Talk to your landlord. If you reach an agreement, get it in writing with both your signatures. The agreement may include financial restitution, or you may need to try to get a new tenant to relieve the burden the landlord might feel over an empty unit.
Next Steps for Breaking a Lease After Burglary if You Can't Do It Yourself
Even the easiest route, which is getting an agreement with your landlord, requires a ton of work and patience. Worst case scenario is going before a judge and spending cash you don't have, beyond the costs of breaking your lease, and you may still lose.
If you've done everything right to get out after a burglary and gotten nowhere, here are a few tips for the next move.
- Talk with a tenants' rights attorney
- Reach out to a local housing authority
- Speak with a realtor to find a replacement renter
- Sue the landlord
- Get the help of DoNotPay
Break Your Lease Now With the Help of DoNotPay
Breaking your lease after a burglary is not an easy process if you do it yourself. Turn to DoNotPay instead for legal assistance.
Here's how DoNotPay can help break a lease in three easy steps:
- Search Break My Lease on DoNotPay.
- Prepare a signed copy of your lease that you can use as a reference, and enter the state the lease was signed in.
- Let us guide you through the 4 potential options.
Here's what DoNotPay can do based on the circumstances.
- If you're a uniformed servicemember breaking a lease to fulfill your service obligations, we'll send your landlord an SCRA Protection Letter.
- If you're breaking your lease for a reason protected by your state's tenant laws, we'll write your landlord a letter detailing your protection for breaking the lease under the relevant law.
- If your reasons for breaking your lease aren't protected by federal or state law, but you'd like to try to convince your landlord to let you break the lease through mutual agreement, we'll draft a hardship letter making your case to your landlord.
- If there are no remaining options for breaking the lease with protection, but your state requires landlords to mitigate damages to tenants who break their leases, we'll notify your landlord of that obligation and minimize the remaining rent you have to pay.
Why Use DoNotPay to Break Your Lease After a Burglary
DoNotPay tackles bureaucracy, fights corporations, and files complaints and court papers. If you want out after someone burglarizes your rental, we'll help you get justice. Our system is fast, easy, and successful.
DoNotPay Helps Everyone With Renters' Rights
A church is fighting an eviction. A small business needs to curtail a rent increase. A tenant wants to end landlord sexual harassment. DoNotPay can help.

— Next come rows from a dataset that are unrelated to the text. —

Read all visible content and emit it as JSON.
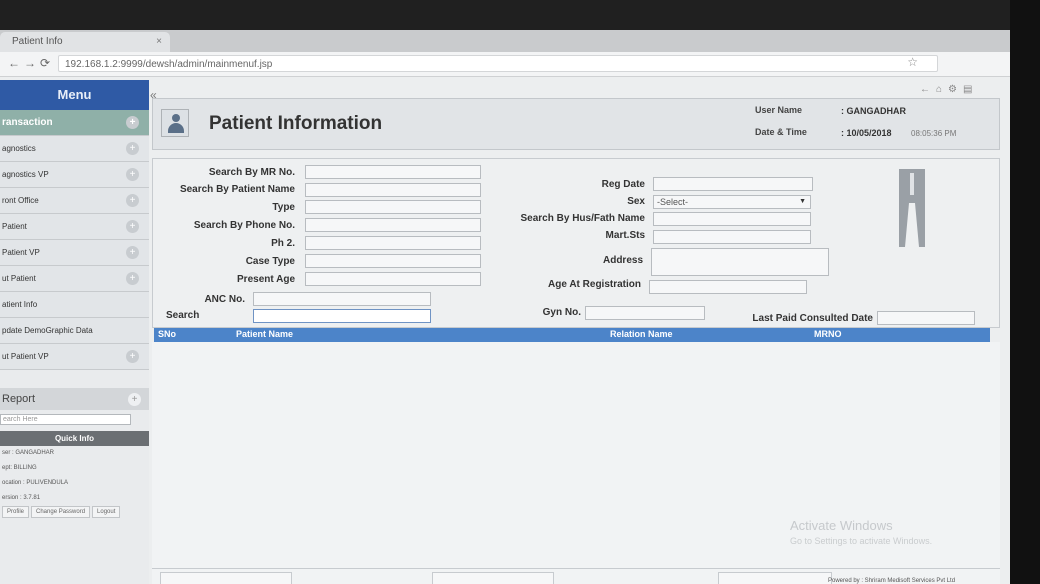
{
  "browser": {
    "tab_title": "Patient Info",
    "url": "192.168.1.2:9999/dewsh/admin/mainmenuf.jsp",
    "icons": [
      "back-icon",
      "forward-icon",
      "reload-icon",
      "star-icon"
    ]
  },
  "sidebar": {
    "menu_title": "Menu",
    "items": [
      {
        "label": "ransaction",
        "active": true
      },
      {
        "label": "agnostics",
        "active": false
      },
      {
        "label": "agnostics VP",
        "active": false
      },
      {
        "label": "ront Office",
        "active": false
      },
      {
        "label": "Patient",
        "active": false
      },
      {
        "label": "Patient VP",
        "active": false
      },
      {
        "label": "ut Patient",
        "active": false
      },
      {
        "label": "atient Info",
        "active": false
      },
      {
        "label": "pdate DemoGraphic Data",
        "active": false
      },
      {
        "label": "ut Patient VP",
        "active": false
      }
    ],
    "report_label": "Report",
    "search_placeholder": "earch Here",
    "quick_info": {
      "title": "Quick Info",
      "user": "ser : GANGADHAR",
      "dept": "ept: BILLING",
      "location": "ocation : PULIVENDULA",
      "version": "ersion : 3.7.81",
      "buttons": [
        "Profile",
        "Change Password",
        "Logout"
      ]
    }
  },
  "header": {
    "title": "Patient Information",
    "user_name_label": "User Name",
    "user_name_value": ": GANGADHAR",
    "date_label": "Date & Time",
    "date_value": ": 10/05/2018",
    "time_value": "08:05:36 PM"
  },
  "form": {
    "search_mr_label": "Search By MR No.",
    "search_name_label": "Search By Patient Name",
    "type_label": "Type",
    "search_phone_label": "Search By Phone No.",
    "ph2_label": "Ph 2.",
    "case_type_label": "Case Type",
    "present_age_label": "Present Age",
    "anc_label": "ANC No.",
    "search_label": "Search",
    "reg_date_label": "Reg Date",
    "sex_label": "Sex",
    "sex_value": "-Select-",
    "hus_fath_label": "Search By Hus/Fath Name",
    "mart_label": "Mart.Sts",
    "address_label": "Address",
    "age_reg_label": "Age At Registration",
    "gyn_label": "Gyn No.",
    "last_paid_label": "Last Paid Consulted Date"
  },
  "grid": {
    "columns": [
      "SNo",
      "Patient Name",
      "Relation Name",
      "MRNO"
    ]
  },
  "watermark": {
    "line1": "Activate Windows",
    "line2": "Go to Settings to activate Windows."
  },
  "footer": {
    "powered": "Powered by : Shriram Medisoft Services Pvt Ltd"
  },
  "colors": {
    "menu_header": "#2f5aa5",
    "active_item": "#8fb0a8",
    "grid_header": "#4c84c9"
  }
}
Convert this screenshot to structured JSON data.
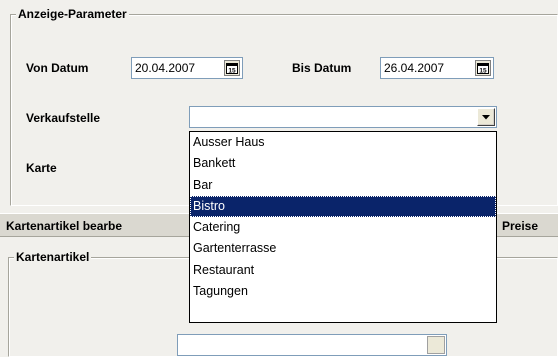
{
  "anzeige": {
    "legend": "Anzeige-Parameter",
    "von_label": "Von Datum",
    "von_value": "20.04.2007",
    "bis_label": "Bis Datum",
    "bis_value": "26.04.2007",
    "calendar_glyph": "15",
    "verkaufsstelle_label": "Verkaufstelle",
    "verkaufsstelle_value": "",
    "karte_label": "Karte"
  },
  "dropdown": {
    "options": [
      "Ausser Haus",
      "Bankett",
      "Bar",
      "Bistro",
      "Catering",
      "Gartenterrasse",
      "Restaurant",
      "Tagungen"
    ],
    "highlighted": "Bistro"
  },
  "tabs": {
    "bearbeiten_label": "Kartenartikel bearbe",
    "preise_label": "Preise"
  },
  "kartenartikel": {
    "legend": "Kartenartikel"
  },
  "icons": {
    "combo_arrow": "chevron-down-icon",
    "calendar": "calendar-icon"
  }
}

We can also help with breaking your lease in all 50 states. Here is more information about renters’ rights in each state:
What Else Does DoNotPay Solve?
A better question is “what doesn't DoNotPay do?” Here are just a few more ways we can help you quickly solve problems: